=== What you should do ===
Work out how many lines in the listing below include the word "title"; answer with the number alone.

══════════════════════════════

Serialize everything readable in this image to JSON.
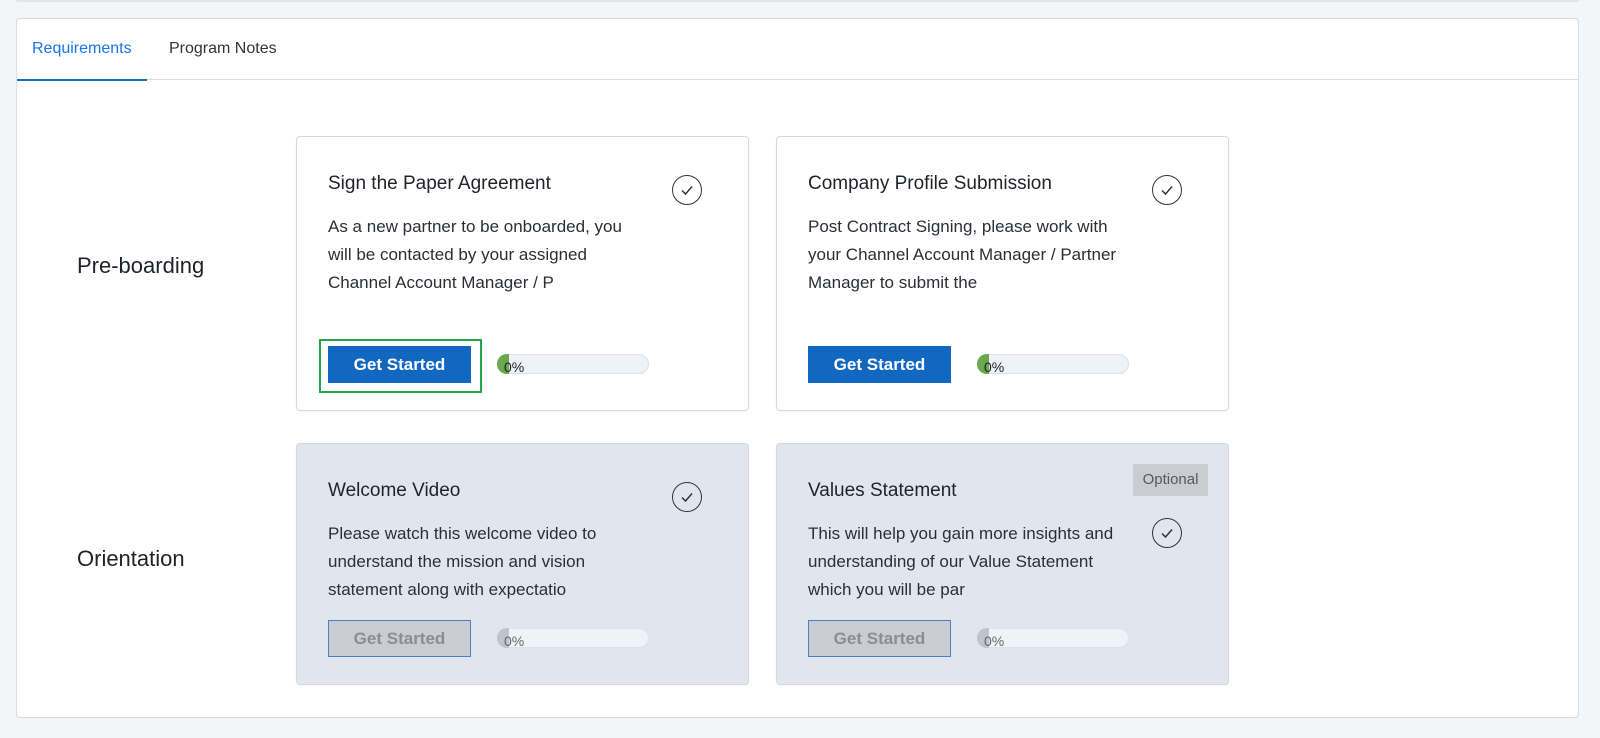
{
  "tabs": [
    {
      "label": "Requirements",
      "active": true
    },
    {
      "label": "Program Notes",
      "active": false
    }
  ],
  "sections": [
    {
      "label": "Pre-boarding"
    },
    {
      "label": "Orientation"
    }
  ],
  "cards": [
    {
      "title": "Sign the Paper Agreement",
      "description": "As a new partner to be onboarded, you will be contacted by your assigned Channel Account Manager / P",
      "button_label": "Get Started",
      "progress_label": "0%",
      "progress": 0,
      "locked": false
    },
    {
      "title": "Company Profile Submission",
      "description": "Post Contract Signing, please work with your Channel Account Manager / Partner Manager to submit the",
      "button_label": "Get Started",
      "progress_label": "0%",
      "progress": 0,
      "locked": false
    },
    {
      "title": "Welcome Video",
      "description": "Please watch this welcome video to understand the mission and vision statement along with expectatio",
      "button_label": "Get Started",
      "progress_label": "0%",
      "progress": 0,
      "locked": true
    },
    {
      "title": "Values Statement",
      "description": "This will help you gain more insights and understanding of our Value Statement which you will be par",
      "button_label": "Get Started",
      "progress_label": "0%",
      "progress": 0,
      "locked": true,
      "badge": "Optional"
    }
  ],
  "colors": {
    "accent": "#1a73e8",
    "primary_button": "#1268c1",
    "progress_active": "#6aa84f",
    "progress_locked": "#c0c4ca",
    "focus_ring": "#1ea84a",
    "locked_card_bg": "#e1e6ee"
  },
  "icons": {
    "complete": "check-circle-icon"
  }
}
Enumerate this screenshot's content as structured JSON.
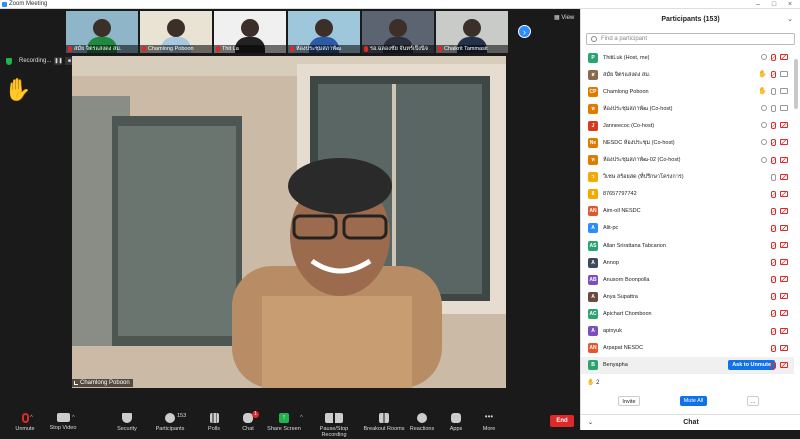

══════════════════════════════

=== Final answer ===
4